– は: “topic marker particle” (which indicates that 私 is the subject )
– 学生（がくせい, gakusei ）: “student”
– です (desu): be (copula)
In this sentence, たかし (Takashi) used in the previous sentence is replaced by 学生（がくせい, gakusei）meaning “student”, and therefore its translation is “I am a student”. As you can see, there is no article like “the” and “a” in Japanese; and furthermore, there is no plural form of nouns, either. Therefore, 学生 can mean “a student”, “the student”, or “(the) students”, and its meaning depends on the context — this is one of the reasons why Japanese people often inadvertently drop articles in English. Regarding the kanji characters of 学生, 学 (がく, gaku) means “study” and 生 (せい, sei) means “life/people”, and hence 学生 means “people who study something”, i.e. “student”.
Similarly, the following sentence means “He/She is a student”:
彼 (かれ)/彼女 (かのじょ) は 学生（がくせい）です 。
kare/kanojo wa gakusei desu.
Here, 彼 (かれ, kare) and 彼女 (かのじょ, kanojo) mean “he” and “she”, respectively. Interestingly, 彼/彼女 also means “boyfriend/girlfriend”, and its meaning depends on the context.
“He is my father.” in Japanese
彼 は 私 の お父(とう)さん です。
kare wa watashi no otousan desu
– 彼（かれ, kare）: “he” (3rd-person pronoun)
– は: “topic marker particle”
– 私(わたし, watashi): “I”
– の (no): possessive particle
– お父(とう)さん: father
– です (desu): be (copula)
の (no) is a Japanese particle called “possessive particle “. It is usually put between two nouns and indicates that the first noun modifies or possesses the second noun.

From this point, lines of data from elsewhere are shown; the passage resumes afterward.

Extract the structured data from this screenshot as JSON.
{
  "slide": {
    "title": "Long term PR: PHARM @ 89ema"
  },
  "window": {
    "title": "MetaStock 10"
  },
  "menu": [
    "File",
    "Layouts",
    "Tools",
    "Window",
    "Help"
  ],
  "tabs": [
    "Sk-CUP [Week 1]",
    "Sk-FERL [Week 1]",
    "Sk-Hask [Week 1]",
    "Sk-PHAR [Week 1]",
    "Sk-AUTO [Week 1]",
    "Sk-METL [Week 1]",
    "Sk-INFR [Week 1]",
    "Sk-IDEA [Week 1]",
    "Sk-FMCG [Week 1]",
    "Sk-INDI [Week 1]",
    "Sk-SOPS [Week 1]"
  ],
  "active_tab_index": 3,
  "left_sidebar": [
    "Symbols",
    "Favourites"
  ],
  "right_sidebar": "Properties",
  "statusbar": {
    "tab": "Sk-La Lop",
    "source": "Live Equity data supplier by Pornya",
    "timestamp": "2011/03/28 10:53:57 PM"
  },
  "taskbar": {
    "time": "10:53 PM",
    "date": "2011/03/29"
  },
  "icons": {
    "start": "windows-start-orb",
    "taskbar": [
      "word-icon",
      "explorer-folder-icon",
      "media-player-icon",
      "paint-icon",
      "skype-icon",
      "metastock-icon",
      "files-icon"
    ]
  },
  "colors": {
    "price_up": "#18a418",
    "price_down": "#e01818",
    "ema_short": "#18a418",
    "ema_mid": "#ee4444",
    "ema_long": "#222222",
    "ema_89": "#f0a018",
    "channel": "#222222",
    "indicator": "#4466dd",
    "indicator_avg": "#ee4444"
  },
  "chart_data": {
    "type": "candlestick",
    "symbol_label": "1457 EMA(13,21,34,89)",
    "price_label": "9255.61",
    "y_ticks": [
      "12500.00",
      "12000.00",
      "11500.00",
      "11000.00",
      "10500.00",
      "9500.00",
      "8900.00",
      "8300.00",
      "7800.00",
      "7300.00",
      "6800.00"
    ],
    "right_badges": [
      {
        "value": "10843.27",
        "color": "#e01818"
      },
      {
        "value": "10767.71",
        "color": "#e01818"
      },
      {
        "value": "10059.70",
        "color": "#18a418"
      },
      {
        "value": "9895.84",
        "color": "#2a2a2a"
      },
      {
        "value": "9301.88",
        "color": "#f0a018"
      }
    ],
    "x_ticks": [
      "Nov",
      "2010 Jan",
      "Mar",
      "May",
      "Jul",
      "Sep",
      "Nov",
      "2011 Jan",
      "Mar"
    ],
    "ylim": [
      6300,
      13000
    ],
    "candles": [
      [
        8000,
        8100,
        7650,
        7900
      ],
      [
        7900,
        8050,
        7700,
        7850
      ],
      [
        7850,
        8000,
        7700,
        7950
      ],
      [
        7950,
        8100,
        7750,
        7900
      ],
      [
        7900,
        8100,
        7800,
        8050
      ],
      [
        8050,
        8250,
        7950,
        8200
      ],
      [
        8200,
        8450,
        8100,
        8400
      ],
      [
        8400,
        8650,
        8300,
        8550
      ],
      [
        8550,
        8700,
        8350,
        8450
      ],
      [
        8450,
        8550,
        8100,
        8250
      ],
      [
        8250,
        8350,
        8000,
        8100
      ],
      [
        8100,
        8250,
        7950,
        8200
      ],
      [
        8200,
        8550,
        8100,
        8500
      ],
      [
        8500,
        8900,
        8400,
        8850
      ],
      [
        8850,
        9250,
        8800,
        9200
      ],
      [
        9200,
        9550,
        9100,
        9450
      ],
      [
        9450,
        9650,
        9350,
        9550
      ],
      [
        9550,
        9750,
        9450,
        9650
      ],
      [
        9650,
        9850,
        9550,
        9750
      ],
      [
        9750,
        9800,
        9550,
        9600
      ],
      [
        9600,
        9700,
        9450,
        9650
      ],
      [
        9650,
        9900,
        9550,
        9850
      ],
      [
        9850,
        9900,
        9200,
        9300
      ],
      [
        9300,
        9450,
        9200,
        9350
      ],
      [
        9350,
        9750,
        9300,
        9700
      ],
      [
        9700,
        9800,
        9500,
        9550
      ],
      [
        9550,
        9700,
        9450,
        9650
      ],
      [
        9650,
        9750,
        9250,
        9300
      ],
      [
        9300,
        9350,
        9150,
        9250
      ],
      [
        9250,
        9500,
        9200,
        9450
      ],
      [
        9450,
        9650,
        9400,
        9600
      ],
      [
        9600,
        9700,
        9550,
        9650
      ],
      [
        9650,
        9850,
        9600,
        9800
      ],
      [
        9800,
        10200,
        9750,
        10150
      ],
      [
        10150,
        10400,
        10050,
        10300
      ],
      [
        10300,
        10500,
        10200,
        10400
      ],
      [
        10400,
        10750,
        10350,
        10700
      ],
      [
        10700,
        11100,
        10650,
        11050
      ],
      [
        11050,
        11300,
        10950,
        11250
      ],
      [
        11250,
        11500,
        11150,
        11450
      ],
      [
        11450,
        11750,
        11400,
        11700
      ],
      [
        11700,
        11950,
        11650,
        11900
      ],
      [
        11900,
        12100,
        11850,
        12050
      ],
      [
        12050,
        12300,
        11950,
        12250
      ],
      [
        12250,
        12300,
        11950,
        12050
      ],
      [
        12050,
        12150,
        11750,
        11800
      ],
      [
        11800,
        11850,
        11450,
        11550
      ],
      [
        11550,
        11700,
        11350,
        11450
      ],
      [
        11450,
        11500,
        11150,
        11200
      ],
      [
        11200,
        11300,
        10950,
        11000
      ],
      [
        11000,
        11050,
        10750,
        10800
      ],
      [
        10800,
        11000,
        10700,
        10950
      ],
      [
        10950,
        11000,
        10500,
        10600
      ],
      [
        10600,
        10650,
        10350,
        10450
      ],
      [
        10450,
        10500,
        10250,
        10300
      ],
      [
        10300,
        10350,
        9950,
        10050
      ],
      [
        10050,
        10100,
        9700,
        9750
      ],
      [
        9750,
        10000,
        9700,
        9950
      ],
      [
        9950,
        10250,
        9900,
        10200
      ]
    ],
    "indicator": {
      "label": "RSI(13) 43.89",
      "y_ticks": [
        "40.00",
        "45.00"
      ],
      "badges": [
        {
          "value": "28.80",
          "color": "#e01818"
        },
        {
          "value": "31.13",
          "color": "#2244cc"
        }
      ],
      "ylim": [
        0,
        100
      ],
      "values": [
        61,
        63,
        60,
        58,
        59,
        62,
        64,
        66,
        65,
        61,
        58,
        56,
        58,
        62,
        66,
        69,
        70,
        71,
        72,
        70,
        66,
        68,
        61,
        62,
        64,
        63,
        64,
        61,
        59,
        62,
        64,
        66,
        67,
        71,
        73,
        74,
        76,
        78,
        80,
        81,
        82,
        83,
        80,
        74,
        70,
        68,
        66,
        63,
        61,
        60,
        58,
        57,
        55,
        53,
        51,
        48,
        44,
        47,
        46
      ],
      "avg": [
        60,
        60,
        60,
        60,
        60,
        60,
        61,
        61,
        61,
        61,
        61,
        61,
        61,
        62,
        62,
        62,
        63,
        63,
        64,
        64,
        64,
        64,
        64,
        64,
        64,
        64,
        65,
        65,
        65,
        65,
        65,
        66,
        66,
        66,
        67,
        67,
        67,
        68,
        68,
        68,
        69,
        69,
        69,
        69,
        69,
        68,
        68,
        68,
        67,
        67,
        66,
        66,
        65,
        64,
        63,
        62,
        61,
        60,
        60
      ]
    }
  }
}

In this case, の is put between 私 (watashi, “I”) and お父(とう)さん (otousan, “father”), and therefore 私のお父さん (watashi no otousan) means “my father”. In Japanese, there is no single word for “me/your/him/her”, and the possessive forms are represented by pronouns (私/あなた/彼/彼女, “I/you/he/she”) + の. Instead of お父(とう)さん, you can also say 父 (ちち, chichi), which also means “father” and sounds more formal than お父さん. One of the differences between 父 and お父さん is that 父 is used to describe your father only, not someone else’s. Some Japanese textbooks also say that you use 父 when you talk about your father with others, and use お父さん when you call your father at home. However, in reality, お父さん is also used in the same way as 父 (although it sounds more casual/less formal).
Similarly, you can say “She is my mother.” in Japanese as follows:
彼女(かのじょ) は 彼(かれ) の お母(かあ)さん です。
kanojo wa kare no okaasan desu
Here, 彼 (kare, “he”) + の (possessive particle) means “his”, and 彼のお母(かあ)さん means “his mother”. Similar to お父さん and 父, both お母(かあ)さん (okaasan) and 母 (はは, haha) mean “mother”, but in this context お母さん sounds more natural because 母 is usually used to refer to one’s own mother, not someone else’s.
Using what you have learnt so far, you can say “My father’s name is Takashi” in Japanese as follows:
私(わたし) の 父(ちち) の 名前(なまえ) は たかし です
watashi no chichi no namae wa takashi desu.
– 名前 (なまえ, namae) = “name” (noun)
– 私(watashi) の 父（ちちおや, chichi）: My father
– [私の父] の 名前 : [My father]’s name
が (ga) particle
Similar to は particle, が (ga) particle indicates the subject of a sentence, as follows:
彼 (かれ) が たかし です 。
Kare ga takashi desu .
“He is Takashi.”
The difference between は and が is one of the most complicated grammar topics in Japanese, and hence it is to be explained later at some point.
Form a Question in Japanese
The last topic of this post is how to form a question in Japanese. Thankfully, it is very easy to ask a question in Japanese: simply add “か (ka)” at the end of a sentence.
“He/She is a student”
彼/彼女は学生です (kare/kanojo wa gakusei desu)
“Is he/she is a student?”
彼/彼女は学生ですか (kare/kanojo wa gakusei desu ka)
Note that a question mark (?) is not necessary in Japanese, yet used sometimes for clarity.
Leave a Reply